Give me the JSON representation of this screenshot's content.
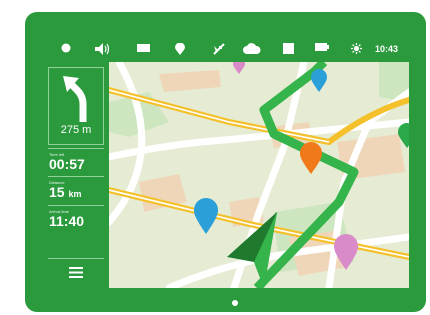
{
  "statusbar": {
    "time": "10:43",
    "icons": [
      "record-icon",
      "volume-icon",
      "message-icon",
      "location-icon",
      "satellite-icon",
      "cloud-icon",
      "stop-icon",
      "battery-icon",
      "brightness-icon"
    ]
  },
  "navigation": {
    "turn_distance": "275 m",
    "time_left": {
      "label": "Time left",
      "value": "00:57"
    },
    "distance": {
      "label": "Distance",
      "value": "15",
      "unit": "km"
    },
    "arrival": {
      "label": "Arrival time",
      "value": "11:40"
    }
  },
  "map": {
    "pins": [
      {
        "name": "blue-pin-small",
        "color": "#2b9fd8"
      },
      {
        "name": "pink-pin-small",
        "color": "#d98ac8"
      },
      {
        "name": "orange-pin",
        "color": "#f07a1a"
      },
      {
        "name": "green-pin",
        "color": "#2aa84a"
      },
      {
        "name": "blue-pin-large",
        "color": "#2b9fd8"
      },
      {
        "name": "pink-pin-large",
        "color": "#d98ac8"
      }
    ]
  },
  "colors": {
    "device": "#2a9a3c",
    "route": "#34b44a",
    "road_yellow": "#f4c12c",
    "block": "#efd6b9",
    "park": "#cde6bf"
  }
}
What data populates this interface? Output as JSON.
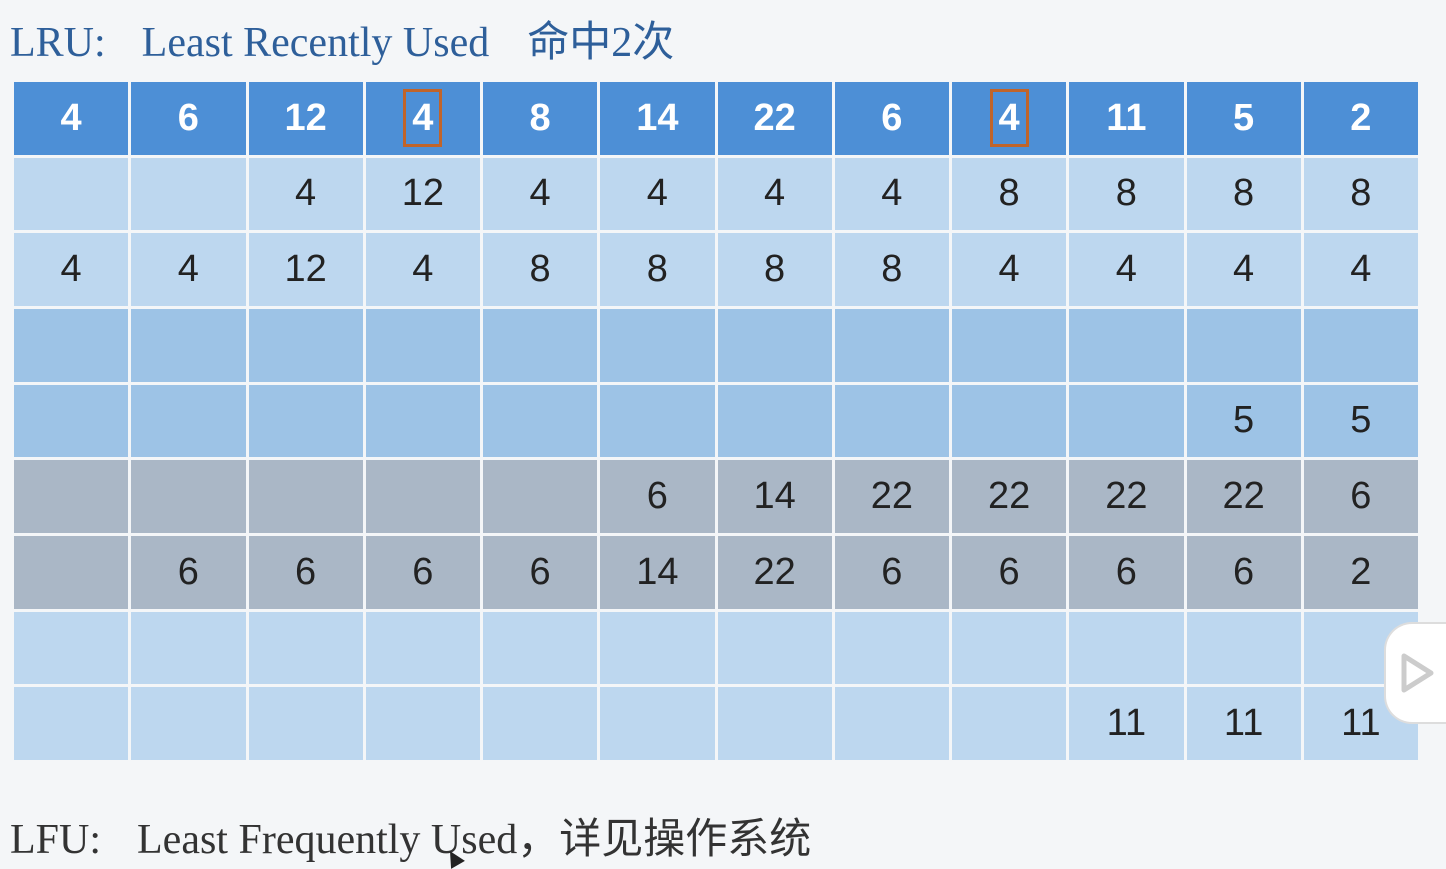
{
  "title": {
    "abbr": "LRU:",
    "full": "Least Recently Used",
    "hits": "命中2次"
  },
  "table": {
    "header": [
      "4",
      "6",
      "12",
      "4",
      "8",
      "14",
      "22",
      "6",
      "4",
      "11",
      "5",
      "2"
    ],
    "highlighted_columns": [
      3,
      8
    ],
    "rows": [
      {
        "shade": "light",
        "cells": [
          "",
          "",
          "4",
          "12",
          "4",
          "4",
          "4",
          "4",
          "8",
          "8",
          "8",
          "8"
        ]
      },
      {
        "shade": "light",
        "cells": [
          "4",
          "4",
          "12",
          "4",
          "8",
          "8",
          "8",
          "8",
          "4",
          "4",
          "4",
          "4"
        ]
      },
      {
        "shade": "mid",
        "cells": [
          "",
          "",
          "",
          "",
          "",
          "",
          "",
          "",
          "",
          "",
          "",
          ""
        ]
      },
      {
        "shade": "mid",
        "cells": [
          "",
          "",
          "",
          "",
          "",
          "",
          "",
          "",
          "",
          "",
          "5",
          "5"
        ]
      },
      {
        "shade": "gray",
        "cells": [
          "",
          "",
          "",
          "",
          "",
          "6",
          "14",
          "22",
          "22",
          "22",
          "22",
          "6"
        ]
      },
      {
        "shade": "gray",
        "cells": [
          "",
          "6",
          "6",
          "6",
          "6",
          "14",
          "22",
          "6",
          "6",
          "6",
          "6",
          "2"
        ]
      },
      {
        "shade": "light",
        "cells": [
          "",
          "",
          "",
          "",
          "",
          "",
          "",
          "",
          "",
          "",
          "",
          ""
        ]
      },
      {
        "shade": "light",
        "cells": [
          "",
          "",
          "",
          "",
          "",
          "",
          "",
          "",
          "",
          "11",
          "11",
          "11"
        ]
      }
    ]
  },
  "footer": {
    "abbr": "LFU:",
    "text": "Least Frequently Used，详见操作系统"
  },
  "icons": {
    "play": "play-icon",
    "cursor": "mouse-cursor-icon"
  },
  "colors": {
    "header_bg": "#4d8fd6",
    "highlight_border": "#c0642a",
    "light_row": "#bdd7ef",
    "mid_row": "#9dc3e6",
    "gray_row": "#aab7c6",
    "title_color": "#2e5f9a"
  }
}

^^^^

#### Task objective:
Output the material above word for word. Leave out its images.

#### Response to this exercise:
Give me the JSON representation of this screenshot's content.
{
  "statusbar": {
    "time": "10:43",
    "icons": [
      "record-icon",
      "volume-icon",
      "message-icon",
      "location-icon",
      "satellite-icon",
      "cloud-icon",
      "stop-icon",
      "battery-icon",
      "brightness-icon"
    ]
  },
  "navigation": {
    "turn_distance": "275 m",
    "time_left": {
      "label": "Time left",
      "value": "00:57"
    },
    "distance": {
      "label": "Distance",
      "value": "15",
      "unit": "km"
    },
    "arrival": {
      "label": "Arrival time",
      "value": "11:40"
    }
  },
  "map": {
    "pins": [
      {
        "name": "blue-pin-small",
        "color": "#2b9fd8"
      },
      {
        "name": "pink-pin-small",
        "color": "#d98ac8"
      },
      {
        "name": "orange-pin",
        "color": "#f07a1a"
      },
      {
        "name": "green-pin",
        "color": "#2aa84a"
      },
      {
        "name": "blue-pin-large",
        "color": "#2b9fd8"
      },
      {
        "name": "pink-pin-large",
        "color": "#d98ac8"
      }
    ]
  },
  "colors": {
    "device": "#2a9a3c",
    "route": "#34b44a",
    "road_yellow": "#f4c12c",
    "block": "#efd6b9",
    "park": "#cde6bf"
  }
}
What data populates this interface? Output as JSON.
{
  "title": {
    "abbr": "LRU:",
    "full": "Least Recently Used",
    "hits": "命中2次"
  },
  "table": {
    "header": [
      "4",
      "6",
      "12",
      "4",
      "8",
      "14",
      "22",
      "6",
      "4",
      "11",
      "5",
      "2"
    ],
    "highlighted_columns": [
      3,
      8
    ],
    "rows": [
      {
        "shade": "light",
        "cells": [
          "",
          "",
          "4",
          "12",
          "4",
          "4",
          "4",
          "4",
          "8",
          "8",
          "8",
          "8"
        ]
      },
      {
        "shade": "light",
        "cells": [
          "4",
          "4",
          "12",
          "4",
          "8",
          "8",
          "8",
          "8",
          "4",
          "4",
          "4",
          "4"
        ]
      },
      {
        "shade": "mid",
        "cells": [
          "",
          "",
          "",
          "",
          "",
          "",
          "",
          "",
          "",
          "",
          "",
          ""
        ]
      },
      {
        "shade": "mid",
        "cells": [
          "",
          "",
          "",
          "",
          "",
          "",
          "",
          "",
          "",
          "",
          "5",
          "5"
        ]
      },
      {
        "shade": "gray",
        "cells": [
          "",
          "",
          "",
          "",
          "",
          "6",
          "14",
          "22",
          "22",
          "22",
          "22",
          "6"
        ]
      },
      {
        "shade": "gray",
        "cells": [
          "",
          "6",
          "6",
          "6",
          "6",
          "14",
          "22",
          "6",
          "6",
          "6",
          "6",
          "2"
        ]
      },
      {
        "shade": "light",
        "cells": [
          "",
          "",
          "",
          "",
          "",
          "",
          "",
          "",
          "",
          "",
          "",
          ""
        ]
      },
      {
        "shade": "light",
        "cells": [
          "",
          "",
          "",
          "",
          "",
          "",
          "",
          "",
          "",
          "11",
          "11",
          "11"
        ]
      }
    ]
  },
  "footer": {
    "abbr": "LFU:",
    "text": "Least Frequently Used，详见操作系统"
  },
  "icons": {
    "play": "play-icon",
    "cursor": "mouse-cursor-icon"
  },
  "colors": {
    "header_bg": "#4d8fd6",
    "highlight_border": "#c0642a",
    "light_row": "#bdd7ef",
    "mid_row": "#9dc3e6",
    "gray_row": "#aab7c6",
    "title_color": "#2e5f9a"
  }
}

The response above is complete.